TRY IT: Each line in the entries below that holds the word "Hospedagem" belongs in the answer.

++++ GIVEN RECORDS ++++

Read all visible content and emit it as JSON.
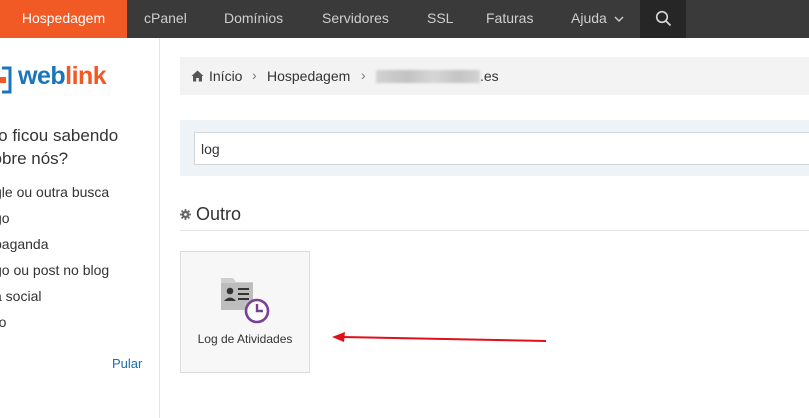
{
  "nav": {
    "items": [
      {
        "label": "Hospedagem",
        "active": true
      },
      {
        "label": "cPanel"
      },
      {
        "label": "Domínios"
      },
      {
        "label": "Servidores"
      },
      {
        "label": "SSL"
      },
      {
        "label": "Faturas"
      },
      {
        "label": "Ajuda"
      }
    ]
  },
  "sidebar": {
    "logo_text_web": "web",
    "logo_text_link": "link",
    "survey_question": "mo ficou sabendo sobre nós?",
    "options": [
      "gle ou outra busca",
      "go",
      "paganda",
      "go ou post no blog",
      "a social",
      "ro"
    ],
    "skip_label": "Pular"
  },
  "breadcrumb": {
    "home": "Início",
    "section": "Hospedagem",
    "domain_suffix": ".es"
  },
  "search": {
    "value": "log"
  },
  "section": {
    "title": "Outro"
  },
  "tile": {
    "label": "Log de Atividades"
  },
  "colors": {
    "accent": "#f15a24",
    "nav_bg": "#3a3a3a",
    "link": "#1a6fa8",
    "annotation_arrow": "#e0101a",
    "icon_purple": "#7b3f96"
  }
}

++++

RESULT OF THIS TASK:
        "label": "Hospedagem",
    "section": "Hospedagem",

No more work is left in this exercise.